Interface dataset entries
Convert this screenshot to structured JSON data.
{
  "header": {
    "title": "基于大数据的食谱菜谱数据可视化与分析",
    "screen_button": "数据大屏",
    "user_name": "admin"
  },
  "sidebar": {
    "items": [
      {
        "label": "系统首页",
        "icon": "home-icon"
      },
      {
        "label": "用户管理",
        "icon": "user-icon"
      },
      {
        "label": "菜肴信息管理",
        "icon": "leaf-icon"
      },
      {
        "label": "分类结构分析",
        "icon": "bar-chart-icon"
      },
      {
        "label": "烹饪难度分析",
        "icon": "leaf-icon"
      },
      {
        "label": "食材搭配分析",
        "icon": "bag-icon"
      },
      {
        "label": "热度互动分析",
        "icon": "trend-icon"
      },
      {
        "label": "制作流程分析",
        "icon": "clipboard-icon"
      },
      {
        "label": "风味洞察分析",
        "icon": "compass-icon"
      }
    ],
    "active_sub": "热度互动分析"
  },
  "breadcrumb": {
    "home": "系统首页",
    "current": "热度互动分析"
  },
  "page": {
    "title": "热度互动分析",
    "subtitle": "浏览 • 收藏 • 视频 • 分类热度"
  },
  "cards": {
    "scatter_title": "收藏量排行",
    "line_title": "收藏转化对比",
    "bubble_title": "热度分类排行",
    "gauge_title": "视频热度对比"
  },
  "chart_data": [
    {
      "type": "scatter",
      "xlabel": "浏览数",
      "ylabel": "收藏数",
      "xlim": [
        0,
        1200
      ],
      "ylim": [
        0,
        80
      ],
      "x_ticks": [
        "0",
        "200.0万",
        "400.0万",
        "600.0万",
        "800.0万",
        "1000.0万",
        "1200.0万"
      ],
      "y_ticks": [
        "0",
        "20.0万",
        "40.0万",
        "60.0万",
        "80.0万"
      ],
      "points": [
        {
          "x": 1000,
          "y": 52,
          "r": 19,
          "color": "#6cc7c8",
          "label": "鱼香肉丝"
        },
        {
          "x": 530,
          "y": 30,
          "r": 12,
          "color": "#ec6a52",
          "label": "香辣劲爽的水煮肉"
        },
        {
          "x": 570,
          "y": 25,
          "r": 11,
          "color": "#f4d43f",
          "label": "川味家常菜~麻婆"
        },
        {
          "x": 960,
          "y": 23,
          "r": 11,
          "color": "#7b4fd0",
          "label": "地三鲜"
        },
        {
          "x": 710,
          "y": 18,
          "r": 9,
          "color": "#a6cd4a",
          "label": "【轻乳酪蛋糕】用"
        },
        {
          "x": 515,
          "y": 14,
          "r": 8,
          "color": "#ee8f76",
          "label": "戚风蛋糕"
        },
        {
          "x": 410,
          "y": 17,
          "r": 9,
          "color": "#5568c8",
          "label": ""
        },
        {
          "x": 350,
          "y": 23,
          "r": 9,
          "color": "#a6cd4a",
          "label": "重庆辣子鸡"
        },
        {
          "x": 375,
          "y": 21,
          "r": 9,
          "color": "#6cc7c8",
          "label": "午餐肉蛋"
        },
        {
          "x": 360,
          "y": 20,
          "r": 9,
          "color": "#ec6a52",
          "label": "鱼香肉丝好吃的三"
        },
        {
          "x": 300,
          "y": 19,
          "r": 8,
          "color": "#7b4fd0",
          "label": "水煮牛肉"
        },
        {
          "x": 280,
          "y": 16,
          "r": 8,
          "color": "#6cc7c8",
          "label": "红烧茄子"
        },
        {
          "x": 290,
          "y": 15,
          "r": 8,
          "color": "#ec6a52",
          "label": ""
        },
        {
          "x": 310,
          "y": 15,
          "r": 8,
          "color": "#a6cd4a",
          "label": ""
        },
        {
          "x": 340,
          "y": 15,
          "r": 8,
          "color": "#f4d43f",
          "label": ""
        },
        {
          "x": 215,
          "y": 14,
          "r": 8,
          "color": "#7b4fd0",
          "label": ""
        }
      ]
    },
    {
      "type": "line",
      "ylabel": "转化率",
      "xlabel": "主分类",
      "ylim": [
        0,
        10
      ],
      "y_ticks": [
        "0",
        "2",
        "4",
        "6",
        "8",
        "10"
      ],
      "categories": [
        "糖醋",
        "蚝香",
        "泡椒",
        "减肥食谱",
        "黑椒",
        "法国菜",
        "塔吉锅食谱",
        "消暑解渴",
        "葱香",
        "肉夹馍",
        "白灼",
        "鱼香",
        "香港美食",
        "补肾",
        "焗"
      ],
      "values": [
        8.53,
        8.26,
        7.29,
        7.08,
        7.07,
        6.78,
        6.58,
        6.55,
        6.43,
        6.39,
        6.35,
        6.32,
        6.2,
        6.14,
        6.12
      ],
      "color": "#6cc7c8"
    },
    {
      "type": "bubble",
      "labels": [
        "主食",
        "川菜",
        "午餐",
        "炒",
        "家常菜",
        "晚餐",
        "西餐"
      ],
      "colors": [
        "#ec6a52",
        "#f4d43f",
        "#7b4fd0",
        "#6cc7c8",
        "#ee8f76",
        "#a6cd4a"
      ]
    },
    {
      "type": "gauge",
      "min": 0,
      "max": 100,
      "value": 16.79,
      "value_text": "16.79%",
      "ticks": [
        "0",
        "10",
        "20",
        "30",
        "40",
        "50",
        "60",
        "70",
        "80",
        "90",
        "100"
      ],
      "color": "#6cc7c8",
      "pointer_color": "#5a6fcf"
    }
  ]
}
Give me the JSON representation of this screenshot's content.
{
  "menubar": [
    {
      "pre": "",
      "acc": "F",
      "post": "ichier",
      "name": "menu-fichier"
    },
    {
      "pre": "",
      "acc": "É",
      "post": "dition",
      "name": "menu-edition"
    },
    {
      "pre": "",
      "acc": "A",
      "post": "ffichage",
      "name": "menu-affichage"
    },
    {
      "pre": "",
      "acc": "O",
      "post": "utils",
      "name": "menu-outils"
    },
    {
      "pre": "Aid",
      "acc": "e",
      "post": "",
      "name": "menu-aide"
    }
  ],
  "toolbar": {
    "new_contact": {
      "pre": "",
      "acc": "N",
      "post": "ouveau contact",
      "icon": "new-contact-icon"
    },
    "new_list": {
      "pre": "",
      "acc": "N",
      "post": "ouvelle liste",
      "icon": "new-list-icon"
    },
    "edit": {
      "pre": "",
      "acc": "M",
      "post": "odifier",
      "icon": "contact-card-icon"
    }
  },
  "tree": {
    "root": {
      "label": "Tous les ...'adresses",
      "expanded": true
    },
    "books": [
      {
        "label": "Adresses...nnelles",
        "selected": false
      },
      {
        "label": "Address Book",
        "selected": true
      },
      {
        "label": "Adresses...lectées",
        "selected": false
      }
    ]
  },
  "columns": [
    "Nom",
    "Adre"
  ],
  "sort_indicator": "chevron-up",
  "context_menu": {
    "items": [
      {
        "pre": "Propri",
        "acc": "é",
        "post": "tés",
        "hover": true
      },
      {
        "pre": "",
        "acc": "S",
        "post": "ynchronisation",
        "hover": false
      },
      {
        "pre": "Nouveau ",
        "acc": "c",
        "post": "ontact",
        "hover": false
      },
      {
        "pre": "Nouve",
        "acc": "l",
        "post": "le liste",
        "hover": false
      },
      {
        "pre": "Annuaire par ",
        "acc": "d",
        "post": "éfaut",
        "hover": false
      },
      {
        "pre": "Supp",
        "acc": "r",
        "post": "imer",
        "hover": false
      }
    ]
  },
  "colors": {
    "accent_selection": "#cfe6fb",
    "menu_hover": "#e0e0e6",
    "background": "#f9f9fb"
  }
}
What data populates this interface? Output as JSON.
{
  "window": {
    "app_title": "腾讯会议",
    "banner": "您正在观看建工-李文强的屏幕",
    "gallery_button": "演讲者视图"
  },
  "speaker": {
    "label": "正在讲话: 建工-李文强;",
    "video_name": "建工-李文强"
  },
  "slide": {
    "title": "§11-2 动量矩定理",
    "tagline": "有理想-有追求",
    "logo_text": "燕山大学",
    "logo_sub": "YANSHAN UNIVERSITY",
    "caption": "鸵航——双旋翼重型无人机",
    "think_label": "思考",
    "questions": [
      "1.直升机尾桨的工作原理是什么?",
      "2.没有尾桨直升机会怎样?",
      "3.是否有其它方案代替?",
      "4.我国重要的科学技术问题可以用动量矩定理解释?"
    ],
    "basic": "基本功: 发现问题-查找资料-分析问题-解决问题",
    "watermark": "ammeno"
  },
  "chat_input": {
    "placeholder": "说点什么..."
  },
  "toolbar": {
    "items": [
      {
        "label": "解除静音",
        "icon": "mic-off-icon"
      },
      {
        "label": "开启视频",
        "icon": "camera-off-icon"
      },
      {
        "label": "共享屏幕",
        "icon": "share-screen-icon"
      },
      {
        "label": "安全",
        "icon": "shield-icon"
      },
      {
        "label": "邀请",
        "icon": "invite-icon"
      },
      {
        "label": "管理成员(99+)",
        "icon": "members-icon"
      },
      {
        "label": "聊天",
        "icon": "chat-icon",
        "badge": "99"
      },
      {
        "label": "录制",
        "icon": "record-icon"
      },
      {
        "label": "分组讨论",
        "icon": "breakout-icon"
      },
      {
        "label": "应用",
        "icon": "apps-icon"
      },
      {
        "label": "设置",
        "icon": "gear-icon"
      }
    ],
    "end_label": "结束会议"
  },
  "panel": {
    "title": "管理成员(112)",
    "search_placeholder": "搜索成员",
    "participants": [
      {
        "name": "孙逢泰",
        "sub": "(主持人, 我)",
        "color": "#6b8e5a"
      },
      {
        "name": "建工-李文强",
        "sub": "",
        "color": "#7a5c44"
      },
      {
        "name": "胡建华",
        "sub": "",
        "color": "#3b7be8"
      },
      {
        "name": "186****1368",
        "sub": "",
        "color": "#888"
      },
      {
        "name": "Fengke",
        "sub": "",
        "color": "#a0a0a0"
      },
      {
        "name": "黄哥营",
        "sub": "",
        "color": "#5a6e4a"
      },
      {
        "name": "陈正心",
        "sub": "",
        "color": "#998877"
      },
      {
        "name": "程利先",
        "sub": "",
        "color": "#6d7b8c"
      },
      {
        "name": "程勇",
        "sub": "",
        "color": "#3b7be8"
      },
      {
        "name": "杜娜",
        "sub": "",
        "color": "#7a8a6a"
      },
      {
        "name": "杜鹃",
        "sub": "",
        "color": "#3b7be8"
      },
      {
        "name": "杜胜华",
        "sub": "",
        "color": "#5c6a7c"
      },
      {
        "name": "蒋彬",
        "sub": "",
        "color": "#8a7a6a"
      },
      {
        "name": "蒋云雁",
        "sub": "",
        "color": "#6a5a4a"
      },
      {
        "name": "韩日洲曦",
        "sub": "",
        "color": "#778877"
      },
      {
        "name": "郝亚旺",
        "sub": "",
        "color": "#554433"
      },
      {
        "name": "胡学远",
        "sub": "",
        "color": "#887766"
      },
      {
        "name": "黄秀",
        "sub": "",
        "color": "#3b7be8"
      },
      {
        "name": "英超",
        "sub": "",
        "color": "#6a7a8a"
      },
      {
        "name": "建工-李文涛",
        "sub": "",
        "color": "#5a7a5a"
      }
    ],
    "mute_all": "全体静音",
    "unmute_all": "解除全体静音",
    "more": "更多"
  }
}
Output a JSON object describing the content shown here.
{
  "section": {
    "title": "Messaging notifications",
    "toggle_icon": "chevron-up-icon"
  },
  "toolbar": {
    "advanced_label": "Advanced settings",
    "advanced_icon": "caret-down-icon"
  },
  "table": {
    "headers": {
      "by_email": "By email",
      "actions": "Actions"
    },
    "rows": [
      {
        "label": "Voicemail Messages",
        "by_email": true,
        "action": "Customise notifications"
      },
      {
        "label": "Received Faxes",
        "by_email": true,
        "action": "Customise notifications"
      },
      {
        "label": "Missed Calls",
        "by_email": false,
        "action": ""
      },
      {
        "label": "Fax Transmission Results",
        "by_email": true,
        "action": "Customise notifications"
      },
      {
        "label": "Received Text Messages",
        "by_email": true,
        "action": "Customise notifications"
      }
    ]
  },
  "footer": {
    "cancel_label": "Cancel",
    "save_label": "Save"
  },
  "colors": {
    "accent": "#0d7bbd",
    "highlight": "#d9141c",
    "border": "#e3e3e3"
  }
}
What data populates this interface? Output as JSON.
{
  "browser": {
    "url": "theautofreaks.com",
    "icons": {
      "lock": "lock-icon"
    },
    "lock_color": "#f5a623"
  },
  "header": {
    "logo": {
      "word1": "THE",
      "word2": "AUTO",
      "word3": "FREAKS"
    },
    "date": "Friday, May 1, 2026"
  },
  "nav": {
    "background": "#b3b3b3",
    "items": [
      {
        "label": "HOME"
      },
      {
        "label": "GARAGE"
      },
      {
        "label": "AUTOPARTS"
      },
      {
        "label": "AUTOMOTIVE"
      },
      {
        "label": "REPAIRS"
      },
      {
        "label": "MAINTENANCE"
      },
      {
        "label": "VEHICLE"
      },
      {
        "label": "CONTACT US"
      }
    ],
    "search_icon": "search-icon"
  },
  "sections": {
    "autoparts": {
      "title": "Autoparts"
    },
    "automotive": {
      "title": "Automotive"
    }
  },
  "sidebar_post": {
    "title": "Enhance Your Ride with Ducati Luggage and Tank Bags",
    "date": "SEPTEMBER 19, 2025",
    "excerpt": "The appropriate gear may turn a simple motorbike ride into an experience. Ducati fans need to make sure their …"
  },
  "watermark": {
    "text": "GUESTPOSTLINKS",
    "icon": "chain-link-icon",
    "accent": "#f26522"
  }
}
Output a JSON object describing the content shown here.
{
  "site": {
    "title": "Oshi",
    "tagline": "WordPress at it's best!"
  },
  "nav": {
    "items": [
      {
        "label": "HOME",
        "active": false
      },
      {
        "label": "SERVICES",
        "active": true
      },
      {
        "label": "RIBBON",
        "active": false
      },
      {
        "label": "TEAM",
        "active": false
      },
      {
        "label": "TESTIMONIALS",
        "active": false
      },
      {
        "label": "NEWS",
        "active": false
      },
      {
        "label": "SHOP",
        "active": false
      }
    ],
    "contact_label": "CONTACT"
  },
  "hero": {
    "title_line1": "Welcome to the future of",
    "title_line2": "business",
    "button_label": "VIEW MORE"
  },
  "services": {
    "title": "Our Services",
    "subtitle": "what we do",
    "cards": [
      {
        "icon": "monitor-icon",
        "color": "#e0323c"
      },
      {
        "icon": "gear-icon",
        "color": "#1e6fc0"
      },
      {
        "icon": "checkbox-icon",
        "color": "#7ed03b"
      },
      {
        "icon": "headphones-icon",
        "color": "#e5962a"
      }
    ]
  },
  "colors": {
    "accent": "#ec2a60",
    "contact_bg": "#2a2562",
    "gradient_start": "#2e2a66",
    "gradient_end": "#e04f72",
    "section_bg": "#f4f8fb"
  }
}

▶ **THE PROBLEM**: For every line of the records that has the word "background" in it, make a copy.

▶ **ANSWER SPACE**:
    "background": "#f9f9fb"
    "background": "#b3b3b3",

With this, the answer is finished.